They are doing something massively wrong.

This is very important as The Warehouse is one of the only 'discount' retailers in NZ. The whole of the Western world (and Japan) are relatively well prepared for the decreased consumer spending with the emergence of discounters in the retail profile of their respective markets. Comparatively, NZ has nothing. And Australia is not that much better (fortunately Aldi is now in the shopper consideration set over there).

This is something I have been dreading for some time as NZ is poorly prepared for anything but economic bubble conditions. Take for example the supermarket assortments. These are among the most extensive in the Western world, even though our population is relatively small. The assortment is perfect for 'nice to have' trading-up FMCG products with limited store brand options and a poor price-to-value proposition. There are many producers of those higher priced products in the domestic market who're unlikely to survive. This means more bankruptcies, lower incomes, and layoffs for those connected to thouse businesses.

At the end of the day, this is all a result of the bubble. The idea that a rainy day could come along was never seriously considered or believed. Interesting times going forward.

I would not be suprised to see Aldi knocking on the door soon as plenty of cheap locations for stores and Kiwis will be looking to save some money which would make it easy for them to expand very quickly i.e 10-15 percent market share inside 3 years.

I would not be suprised to see Aldi knocking on the door soon as plenty of cheap locations for stores and Kiwis will be looking to save some money which would make it easy for them to expand very quickly i.e 10-15 percent market share inside 3 years.

Possibly. Maybe the size of prize in NZ is too small for Aldi.

It would seam that the Wearhouse Group has not received the BAU memo that the virus is nothing to worry about.

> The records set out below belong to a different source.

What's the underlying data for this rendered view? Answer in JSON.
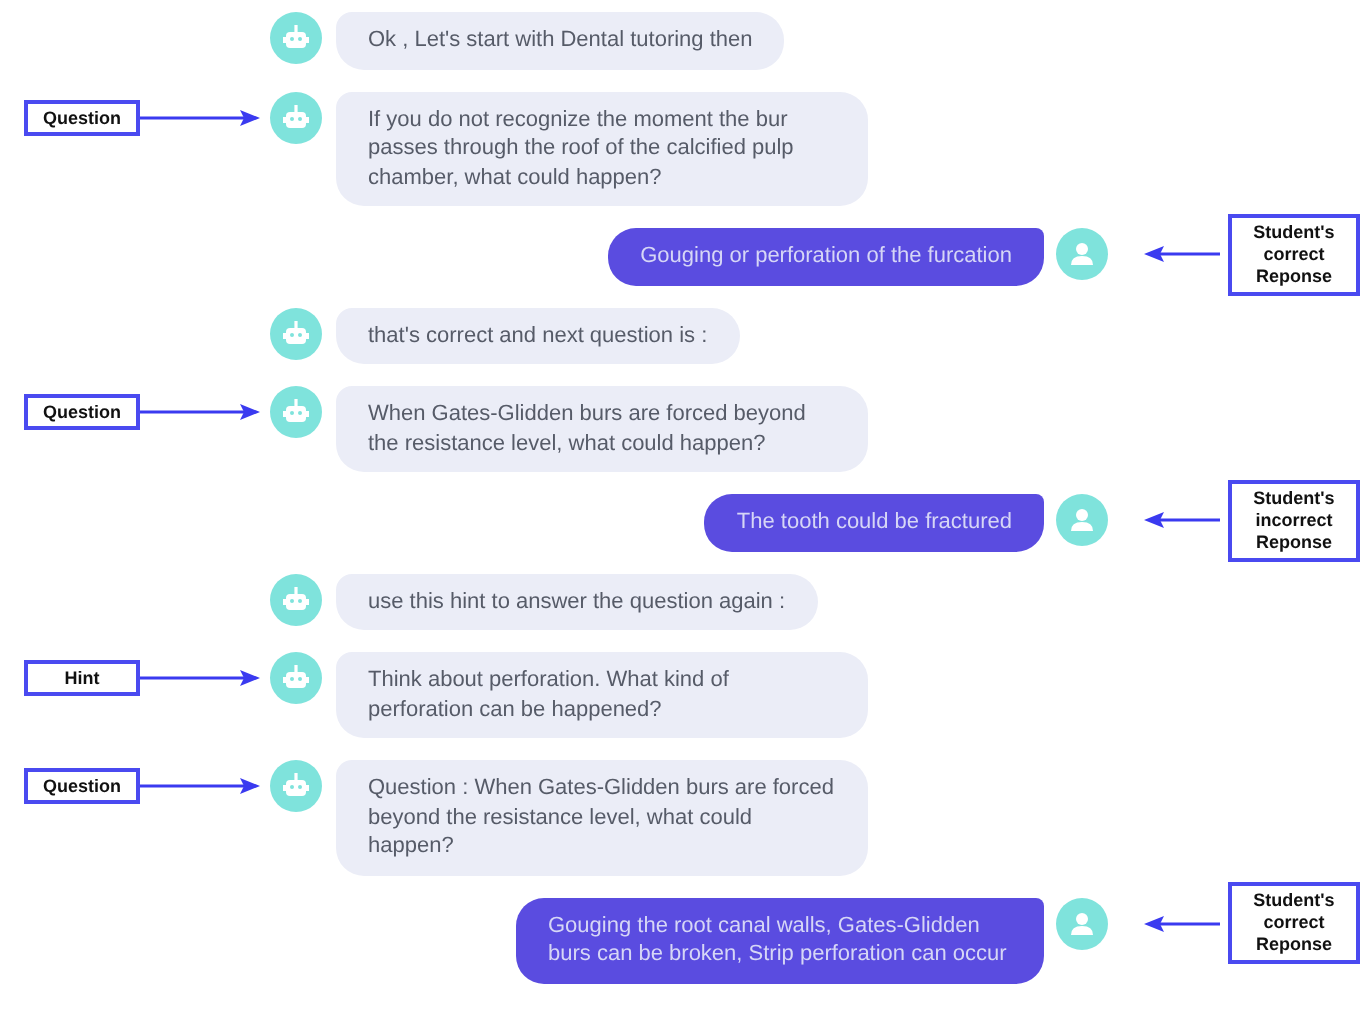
{
  "messages": [
    {
      "kind": "bot",
      "text": "Ok , Let's start with Dental tutoring then"
    },
    {
      "kind": "bot",
      "text": "If you do not recognize the moment the bur passes through the roof of the calcified pulp chamber, what could happen?",
      "annotation": "Question"
    },
    {
      "kind": "user",
      "text": "Gouging or perforation of the furcation",
      "annotation": "Student's correct Reponse"
    },
    {
      "kind": "bot",
      "text": "that's correct and next question is :"
    },
    {
      "kind": "bot",
      "text": "When Gates-Glidden burs are forced beyond the resistance level, what could happen?",
      "annotation": "Question"
    },
    {
      "kind": "user",
      "text": "The tooth could be fractured",
      "annotation": "Student's incorrect Reponse"
    },
    {
      "kind": "bot",
      "text": "use this hint to answer the question again :"
    },
    {
      "kind": "bot",
      "text": "Think about perforation. What kind of perforation can be happened?",
      "annotation": "Hint"
    },
    {
      "kind": "bot",
      "text": "Question : When Gates-Glidden burs are forced beyond the resistance level, what could happen?",
      "annotation": "Question"
    },
    {
      "kind": "user",
      "text": "Gouging the root canal walls, Gates-Glidden burs can be broken, Strip perforation can occur",
      "annotation": "Student's correct Reponse"
    }
  ]
}
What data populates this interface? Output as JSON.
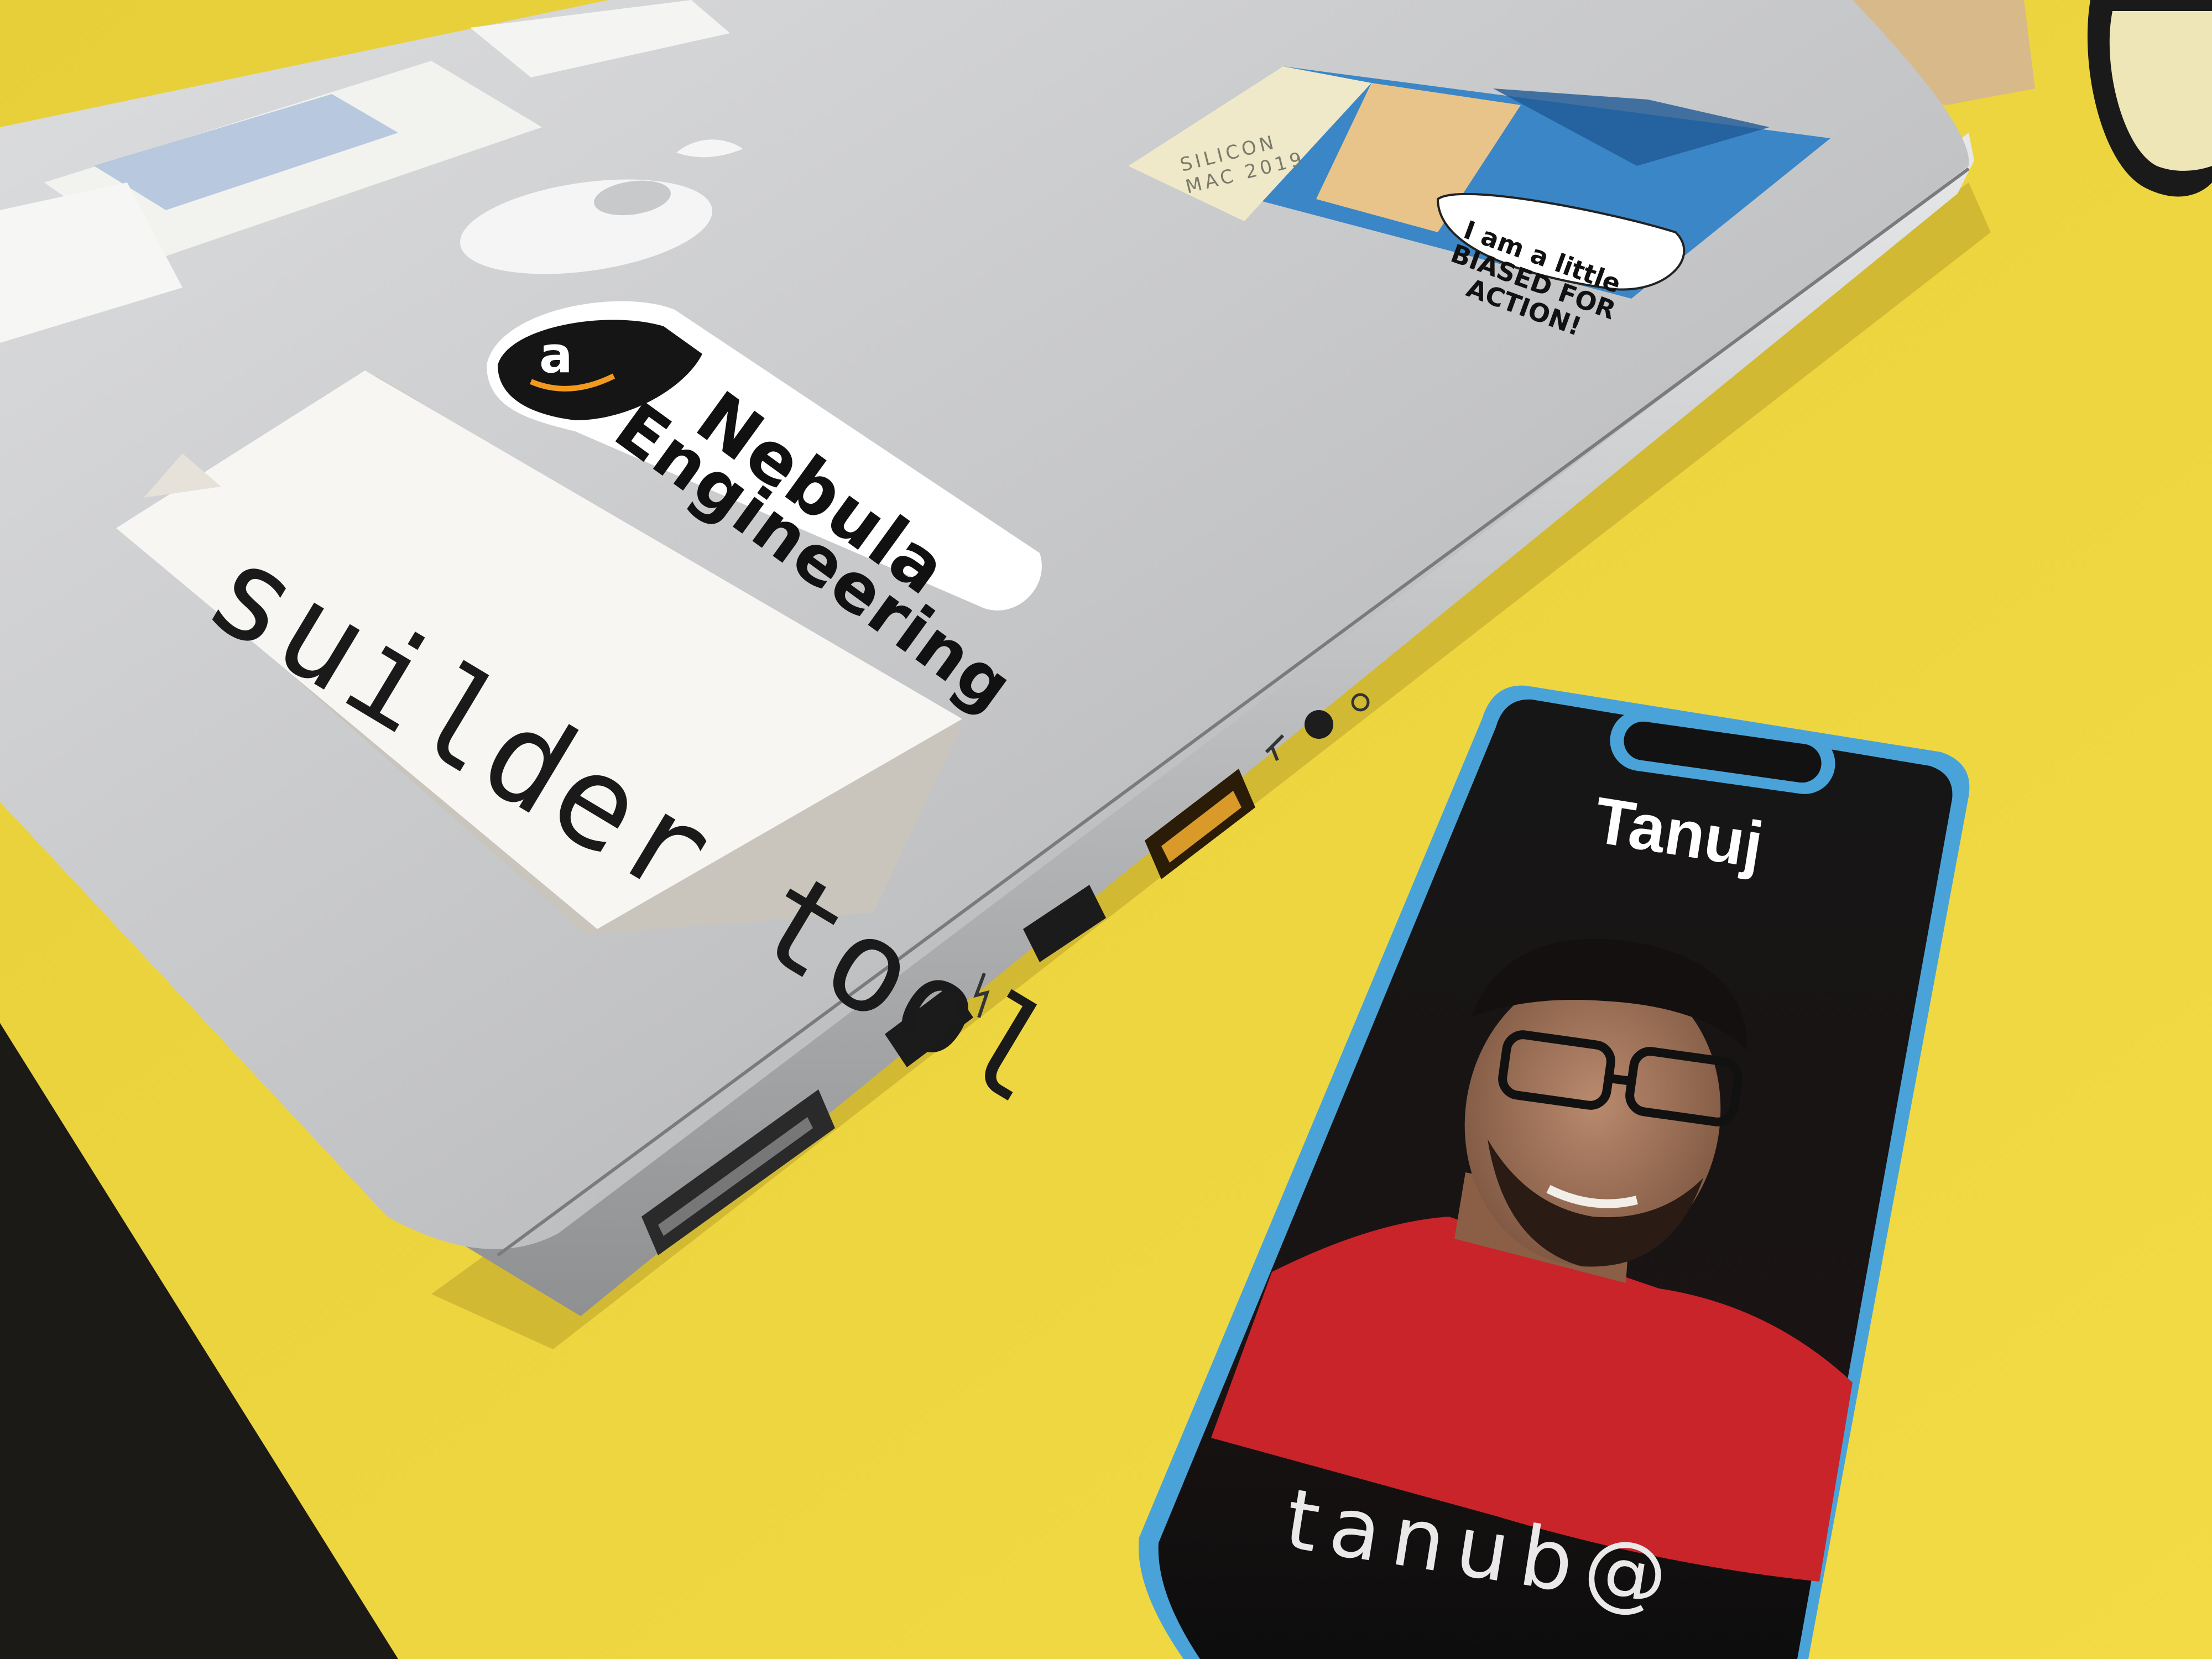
{
  "scene": {
    "colors": {
      "table": "#f0d63d",
      "laptop": "#c4c5c7",
      "badge_border": "#4aa3d8",
      "shirt": "#c8242a"
    }
  },
  "sticker_aws": {
    "logo_letter": "a",
    "line1": "Nebula",
    "line2": "Engineering"
  },
  "sticker_builder": {
    "text": "suilder tool"
  },
  "sticker_comic": {
    "speech": "I am a little BIASED FOR ACTION!",
    "event_text": "SILICON MAC 2019"
  },
  "badge": {
    "name": "Tanuj",
    "alias": "tanub@"
  },
  "icons": [
    "apple-logo-icon",
    "usb-icon",
    "thunderbolt-icon",
    "headphone-icon",
    "glasses-icon"
  ]
}
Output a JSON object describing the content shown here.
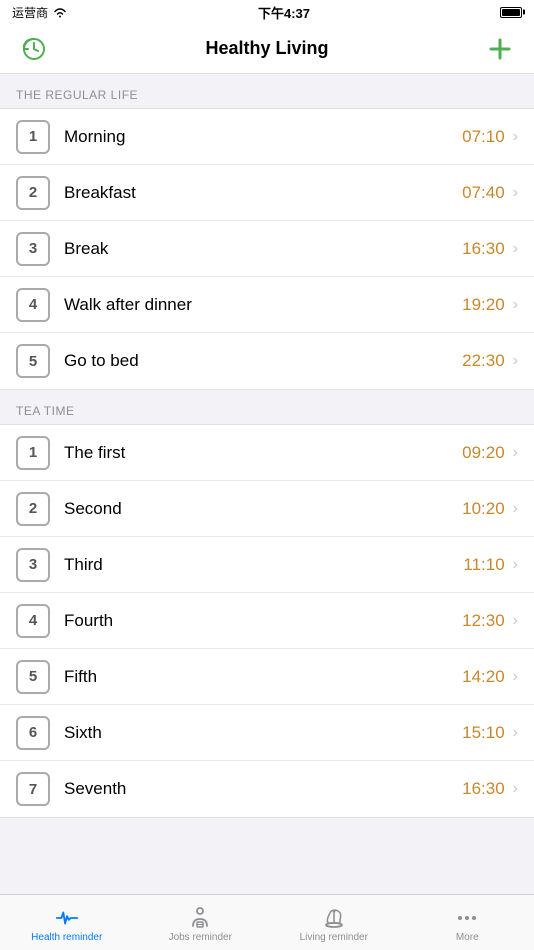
{
  "statusBar": {
    "carrier": "运营商",
    "time": "下午4:37",
    "batteryLevel": 90
  },
  "navBar": {
    "title": "Healthy Living",
    "addLabel": "+"
  },
  "sections": [
    {
      "header": "THE REGULAR LIFE",
      "items": [
        {
          "number": "1",
          "label": "Morning",
          "time": "07:10"
        },
        {
          "number": "2",
          "label": "Breakfast",
          "time": "07:40"
        },
        {
          "number": "3",
          "label": "Break",
          "time": "16:30"
        },
        {
          "number": "4",
          "label": "Walk after dinner",
          "time": "19:20"
        },
        {
          "number": "5",
          "label": "Go to bed",
          "time": "22:30"
        }
      ]
    },
    {
      "header": "TEA TIME",
      "items": [
        {
          "number": "1",
          "label": "The first",
          "time": "09:20"
        },
        {
          "number": "2",
          "label": "Second",
          "time": "10:20"
        },
        {
          "number": "3",
          "label": "Third",
          "time": "11:10"
        },
        {
          "number": "4",
          "label": "Fourth",
          "time": "12:30"
        },
        {
          "number": "5",
          "label": "Fifth",
          "time": "14:20"
        },
        {
          "number": "6",
          "label": "Sixth",
          "time": "15:10"
        },
        {
          "number": "7",
          "label": "Seventh",
          "time": "16:30"
        }
      ]
    }
  ],
  "tabBar": {
    "items": [
      {
        "id": "health-reminder",
        "label": "Health reminder",
        "active": true
      },
      {
        "id": "jobs-reminder",
        "label": "Jobs reminder",
        "active": false
      },
      {
        "id": "living-reminder",
        "label": "Living reminder",
        "active": false
      },
      {
        "id": "more",
        "label": "More",
        "active": false
      }
    ]
  }
}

Having been into a Warehouse recently, I don't see them seriously competing with Kmart or even the $2 shops for discount business. The place was a mess: dirty, empty shelves, clutter and very ordinary product. I am not their target market, but I was shocked by the lack of care. Felt like there was no management. Maybe just the culture at one store, but I walked out and wondered if there was an opportunity to short the stock.

Absolutely.Visited two Warehouse stores this week and neither had what I was after so off to Kmart and though their merchandising leaves a lot to be desired they were light years ahead of the Red Sheds.

Even $2 is too much. Japanese discounter Daiso has a standard price point of 110 yen. The quality of and range of products is incredible.

Daiso has stores in queen street and st lukes, albeit cut down versions compared to asia. pricing is about $3 an item (again, worse off than asia)

The fiscal year is 11 months finished, that still wont forecast one months revenue, what are the top brass doing and being paid for. Just sux. Its their jobs to communicate

They are communicating. In fact, they're smoke signalling a warning. Best you take heed of what it potentially means as consumer spending is the most crucial component of the NZ economy.

The Warehouse couldn't make hay while the sun shone. They stripped a lot of experience people out of their head office and now they are locked in with their half-backed solutions like 'The Marketplace'. They've added more and more 'leaders' from the United States while letting go of people with decades worth of service. The in-store experience is still a joke - you're lucky if the CDs are in alphabetical order. If were a shareholder, I'd be pissed, but I also would have sold out long ago.

We couldnt sell out before as we bought in after the market tanked. I'm appalled they won't pull finger and give a profit guidance range even. Arent they required to plan and budget for the coming year too

Would you like a stab in the dark?

1) Another of consulting on possible restructure options.
2)Layoffs of existing staff at an operational level but an expansion of the imported executive team.
3) Closures on any stores they can get out of.

/End